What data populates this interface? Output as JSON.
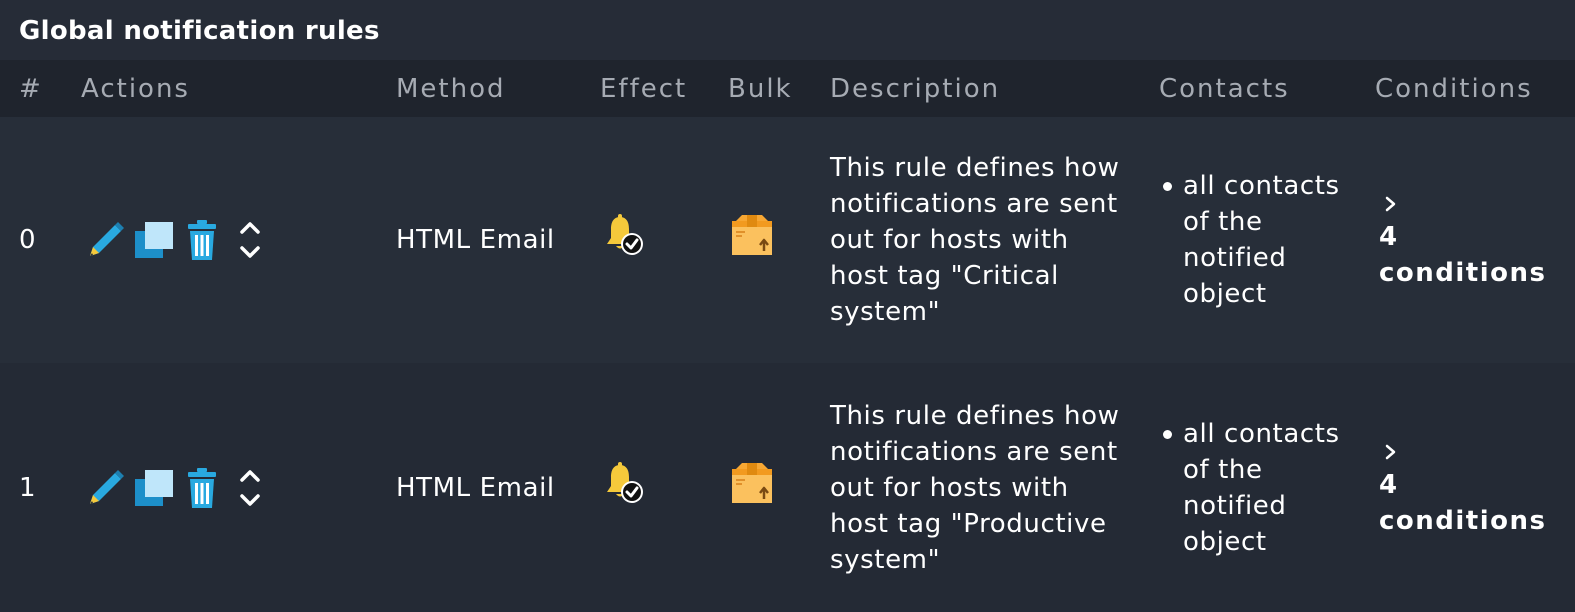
{
  "panel": {
    "title": "Global notification rules"
  },
  "table": {
    "headers": {
      "num": "#",
      "actions": "Actions",
      "method": "Method",
      "effect": "Effect",
      "bulk": "Bulk",
      "description": "Description",
      "contacts": "Contacts",
      "conditions": "Conditions"
    },
    "rows": [
      {
        "num": "0",
        "actions": [
          "edit-icon",
          "clone-icon",
          "delete-icon",
          "move-icon"
        ],
        "method": "HTML Email",
        "effect_icon": "bell-check-icon",
        "bulk_icon": "box-icon",
        "description": "This rule defines how notifications are sent out for hosts with host tag \"Critical system\"",
        "contacts": [
          "all contacts of the notified object"
        ],
        "conditions_count": "4",
        "conditions_label": "conditions"
      },
      {
        "num": "1",
        "actions": [
          "edit-icon",
          "clone-icon",
          "delete-icon",
          "move-icon"
        ],
        "method": "HTML Email",
        "effect_icon": "bell-check-icon",
        "bulk_icon": "box-icon",
        "description": "This rule defines how notifications are sent out for hosts with host tag \"Productive system\"",
        "contacts": [
          "all contacts of the notified object"
        ],
        "conditions_count": "4",
        "conditions_label": "conditions"
      }
    ]
  },
  "colors": {
    "background": "#242a35",
    "header_background": "#1f242d",
    "header_text": "#a6abb3",
    "accent_blue": "#29a9e0",
    "bell_yellow": "#f5c93b",
    "box_orange": "#f7a733"
  }
}
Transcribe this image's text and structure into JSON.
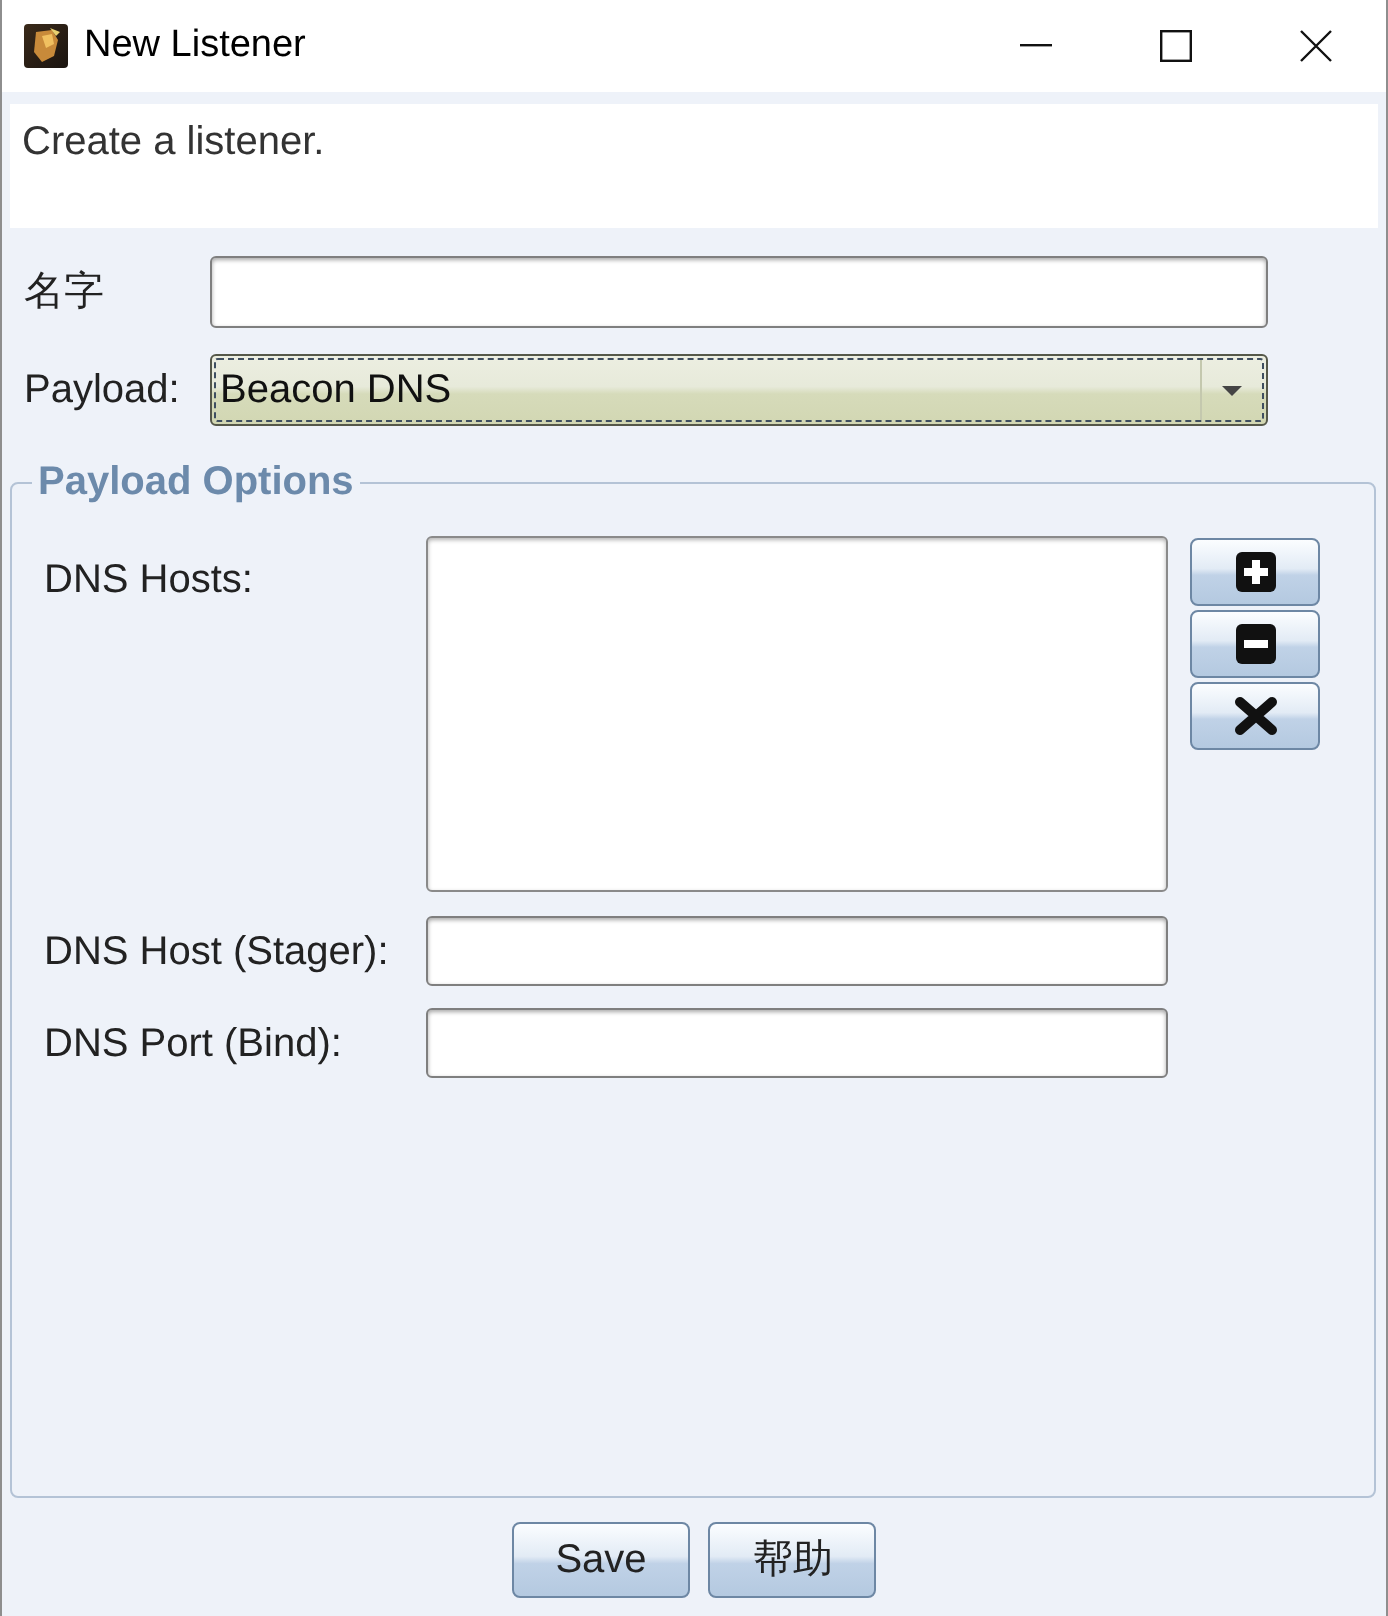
{
  "window": {
    "title": "New Listener"
  },
  "description": "Create a listener.",
  "fields": [
    {
      "label": "名字",
      "kind": "text"
    },
    {
      "label": "Payload:",
      "kind": "combo",
      "value": "Beacon DNS",
      "focused": true
    }
  ],
  "payload_options": {
    "title": "Payload Options",
    "fields": [
      {
        "label": "DNS Hosts:",
        "kind": "list",
        "buttons": [
          {
            "kind": "add"
          },
          {
            "kind": "remove"
          },
          {
            "kind": "clear"
          }
        ]
      },
      {
        "label": "DNS Host (Stager):",
        "kind": "text"
      },
      {
        "label": "DNS Port (Bind):",
        "kind": "text"
      }
    ]
  },
  "buttons": [
    "Save",
    "帮助"
  ]
}
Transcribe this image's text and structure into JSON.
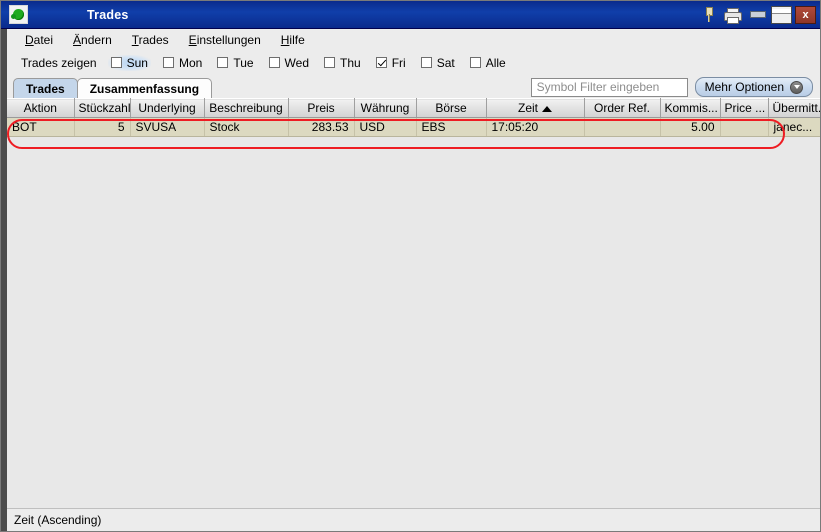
{
  "window": {
    "title": "Trades",
    "app_icon": "green-blob-icon",
    "tools": [
      {
        "name": "pin-icon",
        "label": ""
      },
      {
        "name": "printer-icon",
        "label": ""
      }
    ],
    "controls": {
      "minimize": "",
      "maximize": "",
      "close": "x"
    }
  },
  "menubar": {
    "items": [
      {
        "mnemonic": "D",
        "rest": "atei"
      },
      {
        "mnemonic": "Ä",
        "rest": "ndern"
      },
      {
        "mnemonic": "T",
        "rest": "rades"
      },
      {
        "mnemonic": "E",
        "rest": "instellungen"
      },
      {
        "mnemonic": "H",
        "rest": "ilfe"
      }
    ]
  },
  "day_filter": {
    "label": "Trades zeigen",
    "checkboxes": [
      {
        "label": "Sun",
        "checked": false,
        "focused": true
      },
      {
        "label": "Mon",
        "checked": false,
        "focused": false
      },
      {
        "label": "Tue",
        "checked": false,
        "focused": false
      },
      {
        "label": "Wed",
        "checked": false,
        "focused": false
      },
      {
        "label": "Thu",
        "checked": false,
        "focused": false
      },
      {
        "label": "Fri",
        "checked": true,
        "focused": false
      },
      {
        "label": "Sat",
        "checked": false,
        "focused": false
      },
      {
        "label": "Alle",
        "checked": false,
        "focused": false
      }
    ]
  },
  "tabs": [
    {
      "label": "Trades",
      "active": true
    },
    {
      "label": "Zusammenfassung",
      "active": false
    }
  ],
  "toolbar": {
    "filter_placeholder": "Symbol Filter eingeben",
    "filter_value": "",
    "more_options_label": "Mehr Optionen",
    "more_options_icon": "chevron-down-icon"
  },
  "table": {
    "columns": [
      {
        "label": "Aktion",
        "width": 67,
        "align": "left",
        "sorted": false
      },
      {
        "label": "Stückzahl",
        "width": 56,
        "align": "right",
        "sorted": false
      },
      {
        "label": "Underlying",
        "width": 74,
        "align": "left",
        "sorted": false
      },
      {
        "label": "Beschreibung",
        "width": 84,
        "align": "left",
        "sorted": false
      },
      {
        "label": "Preis",
        "width": 66,
        "align": "right",
        "sorted": false
      },
      {
        "label": "Währung",
        "width": 62,
        "align": "left",
        "sorted": false
      },
      {
        "label": "Börse",
        "width": 70,
        "align": "left",
        "sorted": false
      },
      {
        "label": "Zeit",
        "width": 98,
        "align": "left",
        "sorted": true,
        "sort_dir": "asc"
      },
      {
        "label": "Order Ref.",
        "width": 76,
        "align": "right",
        "sorted": false
      },
      {
        "label": "Kommis...",
        "width": 60,
        "align": "right",
        "sorted": false
      },
      {
        "label": "Price ...",
        "width": 48,
        "align": "right",
        "sorted": false
      },
      {
        "label": "Übermitt...",
        "width": 60,
        "align": "left",
        "sorted": false
      }
    ],
    "rows": [
      {
        "cells": [
          "BOT",
          "5",
          "SVUSA",
          "Stock",
          "283.53",
          "USD",
          "EBS",
          "17:05:20",
          "",
          "5.00",
          "",
          "janec..."
        ]
      }
    ]
  },
  "annotation": {
    "shape": "ellipse",
    "color": "#ee1c22",
    "target": "first-trade-row"
  },
  "statusbar": {
    "text": "Zeit (Ascending)"
  }
}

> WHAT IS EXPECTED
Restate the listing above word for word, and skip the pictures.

> RESULT OF THIS EXERCISE
What data populates this interface? Output as JSON.
{
  "panel": {
    "title": "Global notification rules"
  },
  "table": {
    "headers": {
      "num": "#",
      "actions": "Actions",
      "method": "Method",
      "effect": "Effect",
      "bulk": "Bulk",
      "description": "Description",
      "contacts": "Contacts",
      "conditions": "Conditions"
    },
    "rows": [
      {
        "num": "0",
        "actions": [
          "edit-icon",
          "clone-icon",
          "delete-icon",
          "move-icon"
        ],
        "method": "HTML Email",
        "effect_icon": "bell-check-icon",
        "bulk_icon": "box-icon",
        "description": "This rule defines how notifications are sent out for hosts with host tag \"Critical system\"",
        "contacts": [
          "all contacts of the notified object"
        ],
        "conditions_count": "4",
        "conditions_label": "conditions"
      },
      {
        "num": "1",
        "actions": [
          "edit-icon",
          "clone-icon",
          "delete-icon",
          "move-icon"
        ],
        "method": "HTML Email",
        "effect_icon": "bell-check-icon",
        "bulk_icon": "box-icon",
        "description": "This rule defines how notifications are sent out for hosts with host tag \"Productive system\"",
        "contacts": [
          "all contacts of the notified object"
        ],
        "conditions_count": "4",
        "conditions_label": "conditions"
      }
    ]
  },
  "colors": {
    "background": "#242a35",
    "header_background": "#1f242d",
    "header_text": "#a6abb3",
    "accent_blue": "#29a9e0",
    "bell_yellow": "#f5c93b",
    "box_orange": "#f7a733"
  }
}
Transcribe this image's text and structure into JSON.
{
  "window": {
    "title": "New Listener"
  },
  "description": "Create a listener.",
  "fields": [
    {
      "label": "名字",
      "kind": "text"
    },
    {
      "label": "Payload:",
      "kind": "combo",
      "value": "Beacon DNS",
      "focused": true
    }
  ],
  "payload_options": {
    "title": "Payload Options",
    "fields": [
      {
        "label": "DNS Hosts:",
        "kind": "list",
        "buttons": [
          {
            "kind": "add"
          },
          {
            "kind": "remove"
          },
          {
            "kind": "clear"
          }
        ]
      },
      {
        "label": "DNS Host (Stager):",
        "kind": "text"
      },
      {
        "label": "DNS Port (Bind):",
        "kind": "text"
      }
    ]
  },
  "buttons": [
    "Save",
    "帮助"
  ]
}
Transcribe this image's text and structure into JSON.
{
  "window": {
    "title": "Trades",
    "app_icon": "green-blob-icon",
    "tools": [
      {
        "name": "pin-icon",
        "label": ""
      },
      {
        "name": "printer-icon",
        "label": ""
      }
    ],
    "controls": {
      "minimize": "",
      "maximize": "",
      "close": "x"
    }
  },
  "menubar": {
    "items": [
      {
        "mnemonic": "D",
        "rest": "atei"
      },
      {
        "mnemonic": "Ä",
        "rest": "ndern"
      },
      {
        "mnemonic": "T",
        "rest": "rades"
      },
      {
        "mnemonic": "E",
        "rest": "instellungen"
      },
      {
        "mnemonic": "H",
        "rest": "ilfe"
      }
    ]
  },
  "day_filter": {
    "label": "Trades zeigen",
    "checkboxes": [
      {
        "label": "Sun",
        "checked": false,
        "focused": true
      },
      {
        "label": "Mon",
        "checked": false,
        "focused": false
      },
      {
        "label": "Tue",
        "checked": false,
        "focused": false
      },
      {
        "label": "Wed",
        "checked": false,
        "focused": false
      },
      {
        "label": "Thu",
        "checked": false,
        "focused": false
      },
      {
        "label": "Fri",
        "checked": true,
        "focused": false
      },
      {
        "label": "Sat",
        "checked": false,
        "focused": false
      },
      {
        "label": "Alle",
        "checked": false,
        "focused": false
      }
    ]
  },
  "tabs": [
    {
      "label": "Trades",
      "active": true
    },
    {
      "label": "Zusammenfassung",
      "active": false
    }
  ],
  "toolbar": {
    "filter_placeholder": "Symbol Filter eingeben",
    "filter_value": "",
    "more_options_label": "Mehr Optionen",
    "more_options_icon": "chevron-down-icon"
  },
  "table": {
    "columns": [
      {
        "label": "Aktion",
        "width": 67,
        "align": "left",
        "sorted": false
      },
      {
        "label": "Stückzahl",
        "width": 56,
        "align": "right",
        "sorted": false
      },
      {
        "label": "Underlying",
        "width": 74,
        "align": "left",
        "sorted": false
      },
      {
        "label": "Beschreibung",
        "width": 84,
        "align": "left",
        "sorted": false
      },
      {
        "label": "Preis",
        "width": 66,
        "align": "right",
        "sorted": false
      },
      {
        "label": "Währung",
        "width": 62,
        "align": "left",
        "sorted": false
      },
      {
        "label": "Börse",
        "width": 70,
        "align": "left",
        "sorted": false
      },
      {
        "label": "Zeit",
        "width": 98,
        "align": "left",
        "sorted": true,
        "sort_dir": "asc"
      },
      {
        "label": "Order Ref.",
        "width": 76,
        "align": "right",
        "sorted": false
      },
      {
        "label": "Kommis...",
        "width": 60,
        "align": "right",
        "sorted": false
      },
      {
        "label": "Price ...",
        "width": 48,
        "align": "right",
        "sorted": false
      },
      {
        "label": "Übermitt...",
        "width": 60,
        "align": "left",
        "sorted": false
      }
    ],
    "rows": [
      {
        "cells": [
          "BOT",
          "5",
          "SVUSA",
          "Stock",
          "283.53",
          "USD",
          "EBS",
          "17:05:20",
          "",
          "5.00",
          "",
          "janec..."
        ]
      }
    ]
  },
  "annotation": {
    "shape": "ellipse",
    "color": "#ee1c22",
    "target": "first-trade-row"
  },
  "statusbar": {
    "text": "Zeit (Ascending)"
  }
}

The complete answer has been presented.